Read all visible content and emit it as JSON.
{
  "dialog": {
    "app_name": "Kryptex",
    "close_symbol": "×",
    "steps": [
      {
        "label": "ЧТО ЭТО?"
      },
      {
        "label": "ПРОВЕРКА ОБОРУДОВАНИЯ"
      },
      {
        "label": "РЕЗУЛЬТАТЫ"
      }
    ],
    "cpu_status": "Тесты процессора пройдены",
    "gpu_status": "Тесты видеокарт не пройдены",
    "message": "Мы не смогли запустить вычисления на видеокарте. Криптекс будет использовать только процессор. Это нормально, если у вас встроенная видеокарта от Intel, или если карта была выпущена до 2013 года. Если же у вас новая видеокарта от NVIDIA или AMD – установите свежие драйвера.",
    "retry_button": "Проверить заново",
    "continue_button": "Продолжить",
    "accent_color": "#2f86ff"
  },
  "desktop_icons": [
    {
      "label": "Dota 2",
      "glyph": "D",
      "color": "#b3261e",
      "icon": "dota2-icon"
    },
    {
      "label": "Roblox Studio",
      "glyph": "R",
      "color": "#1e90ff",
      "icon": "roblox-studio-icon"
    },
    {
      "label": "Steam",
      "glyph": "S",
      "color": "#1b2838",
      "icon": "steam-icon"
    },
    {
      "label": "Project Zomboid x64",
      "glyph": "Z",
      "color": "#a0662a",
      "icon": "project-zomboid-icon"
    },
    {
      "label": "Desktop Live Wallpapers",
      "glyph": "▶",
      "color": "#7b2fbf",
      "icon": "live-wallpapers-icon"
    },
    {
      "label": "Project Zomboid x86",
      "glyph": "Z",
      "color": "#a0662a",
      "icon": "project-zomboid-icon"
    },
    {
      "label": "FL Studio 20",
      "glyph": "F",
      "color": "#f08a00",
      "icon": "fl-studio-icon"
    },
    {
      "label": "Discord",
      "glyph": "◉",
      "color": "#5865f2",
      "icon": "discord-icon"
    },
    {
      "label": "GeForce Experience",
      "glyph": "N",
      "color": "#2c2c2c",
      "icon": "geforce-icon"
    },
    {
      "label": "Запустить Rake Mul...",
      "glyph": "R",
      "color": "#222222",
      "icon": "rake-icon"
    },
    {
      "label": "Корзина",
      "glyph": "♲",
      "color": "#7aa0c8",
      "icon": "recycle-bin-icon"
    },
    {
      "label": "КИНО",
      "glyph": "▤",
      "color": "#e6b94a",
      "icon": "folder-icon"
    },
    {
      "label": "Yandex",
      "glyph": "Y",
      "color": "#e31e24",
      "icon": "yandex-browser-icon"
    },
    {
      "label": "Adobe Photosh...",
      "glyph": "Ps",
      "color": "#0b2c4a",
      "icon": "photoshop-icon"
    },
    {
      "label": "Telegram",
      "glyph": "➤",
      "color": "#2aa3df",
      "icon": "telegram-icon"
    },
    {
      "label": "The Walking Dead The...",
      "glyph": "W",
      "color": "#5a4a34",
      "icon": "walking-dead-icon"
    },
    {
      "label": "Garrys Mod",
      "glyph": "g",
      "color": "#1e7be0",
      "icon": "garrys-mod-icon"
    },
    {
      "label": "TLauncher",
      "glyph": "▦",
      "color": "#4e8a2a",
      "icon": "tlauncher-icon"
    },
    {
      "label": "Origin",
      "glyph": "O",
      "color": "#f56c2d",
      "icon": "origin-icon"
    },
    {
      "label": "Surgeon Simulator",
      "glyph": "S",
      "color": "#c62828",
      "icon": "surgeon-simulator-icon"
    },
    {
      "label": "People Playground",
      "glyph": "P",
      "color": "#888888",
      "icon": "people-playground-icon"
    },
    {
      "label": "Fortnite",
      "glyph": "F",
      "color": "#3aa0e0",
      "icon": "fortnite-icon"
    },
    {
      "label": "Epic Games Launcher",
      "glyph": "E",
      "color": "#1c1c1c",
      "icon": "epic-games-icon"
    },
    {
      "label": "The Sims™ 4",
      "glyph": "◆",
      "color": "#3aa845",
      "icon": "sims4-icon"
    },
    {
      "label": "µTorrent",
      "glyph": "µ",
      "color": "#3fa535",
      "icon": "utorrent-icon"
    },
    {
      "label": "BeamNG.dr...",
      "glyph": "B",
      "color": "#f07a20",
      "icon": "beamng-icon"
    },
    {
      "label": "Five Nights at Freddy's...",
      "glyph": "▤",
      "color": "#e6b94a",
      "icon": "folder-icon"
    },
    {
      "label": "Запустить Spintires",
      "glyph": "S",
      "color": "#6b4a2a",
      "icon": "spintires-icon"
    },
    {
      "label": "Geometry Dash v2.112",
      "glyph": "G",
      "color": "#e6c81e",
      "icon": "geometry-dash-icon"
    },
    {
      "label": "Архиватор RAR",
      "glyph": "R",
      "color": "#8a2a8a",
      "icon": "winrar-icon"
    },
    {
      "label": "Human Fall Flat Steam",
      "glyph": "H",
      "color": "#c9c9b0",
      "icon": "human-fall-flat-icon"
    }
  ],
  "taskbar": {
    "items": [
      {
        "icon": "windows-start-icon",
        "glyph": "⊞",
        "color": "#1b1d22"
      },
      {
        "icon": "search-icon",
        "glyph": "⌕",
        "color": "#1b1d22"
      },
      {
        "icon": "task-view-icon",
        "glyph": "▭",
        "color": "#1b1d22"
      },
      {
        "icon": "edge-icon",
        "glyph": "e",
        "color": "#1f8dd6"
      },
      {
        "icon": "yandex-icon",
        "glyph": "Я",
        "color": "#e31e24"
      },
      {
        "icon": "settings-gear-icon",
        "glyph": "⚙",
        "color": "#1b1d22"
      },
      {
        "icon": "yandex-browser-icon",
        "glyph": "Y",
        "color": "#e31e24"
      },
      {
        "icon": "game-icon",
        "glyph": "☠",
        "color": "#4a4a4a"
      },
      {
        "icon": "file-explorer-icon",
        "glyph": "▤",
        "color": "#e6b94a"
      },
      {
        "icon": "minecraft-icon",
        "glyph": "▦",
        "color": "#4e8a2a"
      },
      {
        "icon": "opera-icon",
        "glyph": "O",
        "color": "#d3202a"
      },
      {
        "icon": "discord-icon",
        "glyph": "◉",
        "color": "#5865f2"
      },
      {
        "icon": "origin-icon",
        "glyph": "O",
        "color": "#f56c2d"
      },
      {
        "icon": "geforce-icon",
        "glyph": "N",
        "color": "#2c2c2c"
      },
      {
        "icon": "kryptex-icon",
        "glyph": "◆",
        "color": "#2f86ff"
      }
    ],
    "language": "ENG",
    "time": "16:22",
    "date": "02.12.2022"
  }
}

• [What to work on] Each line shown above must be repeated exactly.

• [Exercise response]
Read all visible content and emit it as JSON.
{
  "dialog": {
    "app_name": "Kryptex",
    "close_symbol": "×",
    "steps": [
      {
        "label": "ЧТО ЭТО?"
      },
      {
        "label": "ПРОВЕРКА ОБОРУДОВАНИЯ"
      },
      {
        "label": "РЕЗУЛЬТАТЫ"
      }
    ],
    "cpu_status": "Тесты процессора пройдены",
    "gpu_status": "Тесты видеокарт не пройдены",
    "message": "Мы не смогли запустить вычисления на видеокарте. Криптекс будет использовать только процессор. Это нормально, если у вас встроенная видеокарта от Intel, или если карта была выпущена до 2013 года. Если же у вас новая видеокарта от NVIDIA или AMD – установите свежие драйвера.",
    "retry_button": "Проверить заново",
    "continue_button": "Продолжить",
    "accent_color": "#2f86ff"
  },
  "desktop_icons": [
    {
      "label": "Dota 2",
      "glyph": "D",
      "color": "#b3261e",
      "icon": "dota2-icon"
    },
    {
      "label": "Roblox Studio",
      "glyph": "R",
      "color": "#1e90ff",
      "icon": "roblox-studio-icon"
    },
    {
      "label": "Steam",
      "glyph": "S",
      "color": "#1b2838",
      "icon": "steam-icon"
    },
    {
      "label": "Project Zomboid x64",
      "glyph": "Z",
      "color": "#a0662a",
      "icon": "project-zomboid-icon"
    },
    {
      "label": "Desktop Live Wallpapers",
      "glyph": "▶",
      "color": "#7b2fbf",
      "icon": "live-wallpapers-icon"
    },
    {
      "label": "Project Zomboid x86",
      "glyph": "Z",
      "color": "#a0662a",
      "icon": "project-zomboid-icon"
    },
    {
      "label": "FL Studio 20",
      "glyph": "F",
      "color": "#f08a00",
      "icon": "fl-studio-icon"
    },
    {
      "label": "Discord",
      "glyph": "◉",
      "color": "#5865f2",
      "icon": "discord-icon"
    },
    {
      "label": "GeForce Experience",
      "glyph": "N",
      "color": "#2c2c2c",
      "icon": "geforce-icon"
    },
    {
      "label": "Запустить Rake Mul...",
      "glyph": "R",
      "color": "#222222",
      "icon": "rake-icon"
    },
    {
      "label": "Корзина",
      "glyph": "♲",
      "color": "#7aa0c8",
      "icon": "recycle-bin-icon"
    },
    {
      "label": "КИНО",
      "glyph": "▤",
      "color": "#e6b94a",
      "icon": "folder-icon"
    },
    {
      "label": "Yandex",
      "glyph": "Y",
      "color": "#e31e24",
      "icon": "yandex-browser-icon"
    },
    {
      "label": "Adobe Photosh...",
      "glyph": "Ps",
      "color": "#0b2c4a",
      "icon": "photoshop-icon"
    },
    {
      "label": "Telegram",
      "glyph": "➤",
      "color": "#2aa3df",
      "icon": "telegram-icon"
    },
    {
      "label": "The Walking Dead The...",
      "glyph": "W",
      "color": "#5a4a34",
      "icon": "walking-dead-icon"
    },
    {
      "label": "Garrys Mod",
      "glyph": "g",
      "color": "#1e7be0",
      "icon": "garrys-mod-icon"
    },
    {
      "label": "TLauncher",
      "glyph": "▦",
      "color": "#4e8a2a",
      "icon": "tlauncher-icon"
    },
    {
      "label": "Origin",
      "glyph": "O",
      "color": "#f56c2d",
      "icon": "origin-icon"
    },
    {
      "label": "Surgeon Simulator",
      "glyph": "S",
      "color": "#c62828",
      "icon": "surgeon-simulator-icon"
    },
    {
      "label": "People Playground",
      "glyph": "P",
      "color": "#888888",
      "icon": "people-playground-icon"
    },
    {
      "label": "Fortnite",
      "glyph": "F",
      "color": "#3aa0e0",
      "icon": "fortnite-icon"
    },
    {
      "label": "Epic Games Launcher",
      "glyph": "E",
      "color": "#1c1c1c",
      "icon": "epic-games-icon"
    },
    {
      "label": "The Sims™ 4",
      "glyph": "◆",
      "color": "#3aa845",
      "icon": "sims4-icon"
    },
    {
      "label": "µTorrent",
      "glyph": "µ",
      "color": "#3fa535",
      "icon": "utorrent-icon"
    },
    {
      "label": "BeamNG.dr...",
      "glyph": "B",
      "color": "#f07a20",
      "icon": "beamng-icon"
    },
    {
      "label": "Five Nights at Freddy's...",
      "glyph": "▤",
      "color": "#e6b94a",
      "icon": "folder-icon"
    },
    {
      "label": "Запустить Spintires",
      "glyph": "S",
      "color": "#6b4a2a",
      "icon": "spintires-icon"
    },
    {
      "label": "Geometry Dash v2.112",
      "glyph": "G",
      "color": "#e6c81e",
      "icon": "geometry-dash-icon"
    },
    {
      "label": "Архиватор RAR",
      "glyph": "R",
      "color": "#8a2a8a",
      "icon": "winrar-icon"
    },
    {
      "label": "Human Fall Flat Steam",
      "glyph": "H",
      "color": "#c9c9b0",
      "icon": "human-fall-flat-icon"
    }
  ],
  "taskbar": {
    "items": [
      {
        "icon": "windows-start-icon",
        "glyph": "⊞",
        "color": "#1b1d22"
      },
      {
        "icon": "search-icon",
        "glyph": "⌕",
        "color": "#1b1d22"
      },
      {
        "icon": "task-view-icon",
        "glyph": "▭",
        "color": "#1b1d22"
      },
      {
        "icon": "edge-icon",
        "glyph": "e",
        "color": "#1f8dd6"
      },
      {
        "icon": "yandex-icon",
        "glyph": "Я",
        "color": "#e31e24"
      },
      {
        "icon": "settings-gear-icon",
        "glyph": "⚙",
        "color": "#1b1d22"
      },
      {
        "icon": "yandex-browser-icon",
        "glyph": "Y",
        "color": "#e31e24"
      },
      {
        "icon": "game-icon",
        "glyph": "☠",
        "color": "#4a4a4a"
      },
      {
        "icon": "file-explorer-icon",
        "glyph": "▤",
        "color": "#e6b94a"
      },
      {
        "icon": "minecraft-icon",
        "glyph": "▦",
        "color": "#4e8a2a"
      },
      {
        "icon": "opera-icon",
        "glyph": "O",
        "color": "#d3202a"
      },
      {
        "icon": "discord-icon",
        "glyph": "◉",
        "color": "#5865f2"
      },
      {
        "icon": "origin-icon",
        "glyph": "O",
        "color": "#f56c2d"
      },
      {
        "icon": "geforce-icon",
        "glyph": "N",
        "color": "#2c2c2c"
      },
      {
        "icon": "kryptex-icon",
        "glyph": "◆",
        "color": "#2f86ff"
      }
    ],
    "language": "ENG",
    "time": "16:22",
    "date": "02.12.2022"
  }
}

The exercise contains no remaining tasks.